The Death of Ivan Ilych
The story begins in the St. Petersburg law courts, where three friends and colleagues of a man named Ivan Ilych learn from the newspaper that Ivan has died. No one seems deeply affected by this, but one of them, Peter Ivanovich, goes to the wake at Ivan's house that night out of a sense of obligation.
There Peter finds his friend Schwartz, who's eager to leave the dreary service and spend the evening doing something more fun: playing bridge. Peter Ivanovich also has a chat with Praskovya Fedorovna, Ivan's widow, who puts on a spectacular (but rather unconvincing) display of tears and then promptly asks Peter how she can milk Ivan's death for all the pension money it's worth. As for Peter himself, the death of somebody so similar to him makes him very nervous. After a valiant effort not to let Ivan's funeral service affect him in the slightest, he leaves in a hurry to get to the bridge game.
Now that the "prologue" is finished, the narrator gets down to the business of telling us Ivan's story. Ivan, who died at only forty-five, had a life that was "most simple and ordinary and therefore most terrible" (2.1).
The narrator then hurries us through Ivan's childhood and school days. Young Ivan is a likable fellow: smart, good-humored, well balanced, sociable, and witty. He has a few scandalous debauches, but not too many. After attending law school he slowly works his way up the career ladder as a legal official, moving from province to province every few years or so. In one of his provincial postings he meets a girl named Praskovya Fedorovna, whom he marries, though he doesn't really love her.
Ivan is fairly successful at work (enjoying the sense of power that legal work gives him), and popular socially. Initially his marriage is pleasant too, but when Praskovya Fedorovna becomes moody and difficult during her first pregnancy, Ivan can't deal with it. As a result he retreats into his work and his bridge games, which seem to be his real passion in life. His marriage never recovers, but Ivan doesn't really care about that. Despite his marriage, Ivan finds life to be quite pleasant. At least Praskovya Fedorovna provides him with a daughter (Lisa) and young son (Vasya).
At around age 40, Ivan is upset terribly when's he's passed up for an expected promotion. It's the worst thing that has ever happened to him. After a brief stint of depression, he heads to St. Petersburg alone to find a job with a better salary, and does. He also finds a new apartment, and a new passion for interior decorating; he'll make it the house of his dreams. But then, while working on the window drapes one day, Ivan falls from a ladder and bangs his side badly. He makes nothing of it, and even laughs it off, but after a while he starts to notice a persistent pain in his side and a bad taste in his mouth.
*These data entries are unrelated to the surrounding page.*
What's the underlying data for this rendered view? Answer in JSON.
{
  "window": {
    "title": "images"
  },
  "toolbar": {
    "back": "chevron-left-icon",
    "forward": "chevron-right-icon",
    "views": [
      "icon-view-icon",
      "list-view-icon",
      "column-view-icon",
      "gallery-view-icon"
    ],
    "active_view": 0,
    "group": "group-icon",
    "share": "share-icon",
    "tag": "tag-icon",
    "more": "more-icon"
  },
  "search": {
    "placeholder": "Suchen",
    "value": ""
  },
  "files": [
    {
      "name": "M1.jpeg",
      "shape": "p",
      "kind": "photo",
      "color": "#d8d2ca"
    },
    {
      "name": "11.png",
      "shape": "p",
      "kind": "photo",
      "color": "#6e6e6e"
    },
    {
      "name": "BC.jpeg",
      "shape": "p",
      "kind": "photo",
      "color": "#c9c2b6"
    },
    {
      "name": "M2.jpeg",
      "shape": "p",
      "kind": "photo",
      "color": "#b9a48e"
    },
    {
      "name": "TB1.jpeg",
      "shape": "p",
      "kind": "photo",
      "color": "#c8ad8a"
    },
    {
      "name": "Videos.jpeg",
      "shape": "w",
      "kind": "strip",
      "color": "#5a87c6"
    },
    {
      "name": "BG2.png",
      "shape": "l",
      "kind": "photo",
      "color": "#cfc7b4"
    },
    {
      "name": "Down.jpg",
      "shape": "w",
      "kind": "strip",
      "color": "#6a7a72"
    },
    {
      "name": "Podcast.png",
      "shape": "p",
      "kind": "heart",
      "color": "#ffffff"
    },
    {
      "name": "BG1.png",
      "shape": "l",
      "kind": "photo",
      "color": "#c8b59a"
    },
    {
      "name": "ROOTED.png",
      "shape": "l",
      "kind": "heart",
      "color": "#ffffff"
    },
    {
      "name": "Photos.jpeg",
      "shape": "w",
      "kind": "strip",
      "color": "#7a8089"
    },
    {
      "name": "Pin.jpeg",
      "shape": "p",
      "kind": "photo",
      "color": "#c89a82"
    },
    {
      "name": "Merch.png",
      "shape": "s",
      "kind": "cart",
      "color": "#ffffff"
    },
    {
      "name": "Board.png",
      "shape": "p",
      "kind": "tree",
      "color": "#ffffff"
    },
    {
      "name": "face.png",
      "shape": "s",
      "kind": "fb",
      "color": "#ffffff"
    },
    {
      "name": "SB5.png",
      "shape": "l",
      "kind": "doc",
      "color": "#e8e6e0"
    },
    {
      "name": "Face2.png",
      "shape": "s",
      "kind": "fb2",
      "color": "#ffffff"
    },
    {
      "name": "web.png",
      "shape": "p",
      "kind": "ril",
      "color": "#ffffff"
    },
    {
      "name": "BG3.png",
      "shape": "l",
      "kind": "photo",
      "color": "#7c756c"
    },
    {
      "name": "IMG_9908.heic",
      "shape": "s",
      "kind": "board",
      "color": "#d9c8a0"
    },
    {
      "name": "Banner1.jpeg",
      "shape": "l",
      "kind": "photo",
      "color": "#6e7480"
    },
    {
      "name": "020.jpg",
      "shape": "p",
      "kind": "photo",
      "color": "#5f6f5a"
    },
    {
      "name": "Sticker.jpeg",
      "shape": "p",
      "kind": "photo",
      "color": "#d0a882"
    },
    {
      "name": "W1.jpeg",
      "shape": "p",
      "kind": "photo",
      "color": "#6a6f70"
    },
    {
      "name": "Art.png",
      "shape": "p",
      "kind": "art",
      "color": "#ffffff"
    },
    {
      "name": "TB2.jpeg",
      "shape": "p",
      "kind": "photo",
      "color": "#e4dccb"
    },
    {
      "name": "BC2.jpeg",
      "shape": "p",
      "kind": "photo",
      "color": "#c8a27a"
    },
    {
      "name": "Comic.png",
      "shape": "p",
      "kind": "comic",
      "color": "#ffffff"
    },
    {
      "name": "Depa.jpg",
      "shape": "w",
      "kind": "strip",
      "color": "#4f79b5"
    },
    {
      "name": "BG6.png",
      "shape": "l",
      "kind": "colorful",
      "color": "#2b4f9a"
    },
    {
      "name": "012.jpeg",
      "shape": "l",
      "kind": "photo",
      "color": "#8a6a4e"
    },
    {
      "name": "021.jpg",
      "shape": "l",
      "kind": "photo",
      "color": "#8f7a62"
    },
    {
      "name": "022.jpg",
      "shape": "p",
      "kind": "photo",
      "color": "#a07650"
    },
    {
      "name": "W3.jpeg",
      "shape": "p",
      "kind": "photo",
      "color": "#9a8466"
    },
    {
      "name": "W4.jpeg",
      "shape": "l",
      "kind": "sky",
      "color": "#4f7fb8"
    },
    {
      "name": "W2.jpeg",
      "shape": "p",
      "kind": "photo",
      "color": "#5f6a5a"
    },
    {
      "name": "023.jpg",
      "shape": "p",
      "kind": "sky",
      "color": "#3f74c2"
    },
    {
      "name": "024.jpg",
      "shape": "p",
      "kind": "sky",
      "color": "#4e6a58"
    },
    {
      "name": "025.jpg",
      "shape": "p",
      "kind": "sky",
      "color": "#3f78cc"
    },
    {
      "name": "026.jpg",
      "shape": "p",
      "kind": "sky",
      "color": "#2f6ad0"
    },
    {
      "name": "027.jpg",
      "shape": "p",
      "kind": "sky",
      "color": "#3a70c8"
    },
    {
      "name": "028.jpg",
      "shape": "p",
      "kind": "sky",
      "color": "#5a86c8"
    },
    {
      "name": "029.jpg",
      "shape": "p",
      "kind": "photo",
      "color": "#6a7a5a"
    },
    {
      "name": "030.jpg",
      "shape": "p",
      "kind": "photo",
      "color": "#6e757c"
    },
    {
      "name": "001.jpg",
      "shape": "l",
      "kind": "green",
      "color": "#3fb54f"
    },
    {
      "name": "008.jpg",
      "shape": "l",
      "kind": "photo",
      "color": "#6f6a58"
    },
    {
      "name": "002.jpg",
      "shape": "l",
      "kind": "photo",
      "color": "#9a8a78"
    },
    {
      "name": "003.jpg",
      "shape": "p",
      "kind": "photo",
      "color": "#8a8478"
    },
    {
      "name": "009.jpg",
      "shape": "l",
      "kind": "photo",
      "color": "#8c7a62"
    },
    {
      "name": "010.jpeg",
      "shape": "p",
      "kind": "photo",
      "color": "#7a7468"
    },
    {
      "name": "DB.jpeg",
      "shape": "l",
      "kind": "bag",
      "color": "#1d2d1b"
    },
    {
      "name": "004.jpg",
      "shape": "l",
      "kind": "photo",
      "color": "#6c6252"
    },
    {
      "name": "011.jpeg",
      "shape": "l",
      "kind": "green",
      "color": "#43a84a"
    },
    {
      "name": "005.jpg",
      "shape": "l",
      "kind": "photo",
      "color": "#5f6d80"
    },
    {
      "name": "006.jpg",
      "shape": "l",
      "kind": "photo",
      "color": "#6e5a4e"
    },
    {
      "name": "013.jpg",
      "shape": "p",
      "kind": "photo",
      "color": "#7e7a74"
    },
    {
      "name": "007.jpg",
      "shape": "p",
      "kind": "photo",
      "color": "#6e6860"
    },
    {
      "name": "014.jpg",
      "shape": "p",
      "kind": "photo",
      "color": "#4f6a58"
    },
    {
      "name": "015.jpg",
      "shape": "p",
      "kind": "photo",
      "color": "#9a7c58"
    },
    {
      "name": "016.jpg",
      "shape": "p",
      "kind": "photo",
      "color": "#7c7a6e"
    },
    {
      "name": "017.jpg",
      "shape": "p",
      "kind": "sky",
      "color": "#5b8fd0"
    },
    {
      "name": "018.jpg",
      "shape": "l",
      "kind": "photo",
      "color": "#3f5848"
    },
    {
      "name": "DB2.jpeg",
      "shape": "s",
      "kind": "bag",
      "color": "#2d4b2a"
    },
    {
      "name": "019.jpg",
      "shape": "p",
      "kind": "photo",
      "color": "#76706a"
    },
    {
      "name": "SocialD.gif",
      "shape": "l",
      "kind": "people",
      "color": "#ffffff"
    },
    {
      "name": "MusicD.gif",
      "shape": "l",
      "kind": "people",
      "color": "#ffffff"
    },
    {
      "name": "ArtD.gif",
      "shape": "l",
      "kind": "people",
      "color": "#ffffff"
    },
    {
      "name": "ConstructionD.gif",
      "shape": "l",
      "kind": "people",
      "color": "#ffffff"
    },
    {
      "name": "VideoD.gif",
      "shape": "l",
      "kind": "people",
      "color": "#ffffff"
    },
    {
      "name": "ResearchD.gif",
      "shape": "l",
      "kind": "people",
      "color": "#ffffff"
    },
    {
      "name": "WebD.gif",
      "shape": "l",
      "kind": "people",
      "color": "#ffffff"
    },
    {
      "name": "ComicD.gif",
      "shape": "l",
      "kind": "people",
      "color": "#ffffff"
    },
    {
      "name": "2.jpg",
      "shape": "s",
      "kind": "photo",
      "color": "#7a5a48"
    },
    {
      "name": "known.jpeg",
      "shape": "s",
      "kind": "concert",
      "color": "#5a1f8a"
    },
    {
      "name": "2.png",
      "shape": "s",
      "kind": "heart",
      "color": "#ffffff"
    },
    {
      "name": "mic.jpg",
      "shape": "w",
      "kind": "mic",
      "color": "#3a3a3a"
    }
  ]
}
That decorating accident turns out to be a death sentence. Some time after Ivan's family comes to join him in St. Petersburg, the pain in his side starts to become more serious, and his mood takes a turn for the worse. He goes to see various doctors, but they give him different diagnoses and not one is willing to tell him whether or not his condition is serious. At first Ivan is hopeful that he'll recover and eagerly takes his pills, but nothing the doctors give him appears to have an effect. Slowly but steadily, he gets worse and worse.
Gradually Ivan comes to realize that he is actually going to die, but he can't quite wrap his mind around it. His fear, and the pain his illness brings upon him, make it impossible for him to enjoy work (or bridge, for that matter), and he finds that he can think of nothing but his own impending death. Eventually, he is forced by illness to stay at home and receive special care.
No one else around him – least of all his wife and daughter – seems to understand or care about what he is going through. They all go on with life as usual, and try to pretend his illness is just a passing thing. To Ivan, this seems totally "false," and he starts to hate all of them. Only Gerasim, one of the servants, is willing to acknowledge that Ivan is dying, and shows him genuine compassion. Ivan starts trying to spend as much time with Gerasim as he can.
One night, Ivan is particularly tormented. He can't bear to go on living as he is, but is terrified of dying. As he thinks over his life he is also startled to discover that almost no part of it was truly happy, except maybe his childhood. How could life be so senseless and awful? That's when it occurs to him that perhaps he's lived his life the wrong way. But Ivan can't believe that could be true – he thinks he's done everything right – and dismisses the idea.
As several weeks pass and Ivan grows nearer to death, he keeps returning to that thought, and keeps dismissing it. It's too painful to think it could be true. In the meantime, his physical pain grows increasingly worse. The combined mental and bodily agony becomes so horrific that for three days Ivan just screams and thrashes unceasingly.
On his very last day of life, Ivan is suddenly sees light all around him. This happens at the same moment when his son Vasya kisses his hand. His screaming and thrashing stop, and he accepts without resistance that his life has been a failure. But he also feels that he can still redeem it. Ivan opens his eyes and finds his family around him. For the first time he feels no hatred, but only sadness that he has made them suffer so much. He realizes that all he can do now to end their suffering, and his own, is to die. Suddenly his fear of death is completely gone. So, with joy, Ivan dies.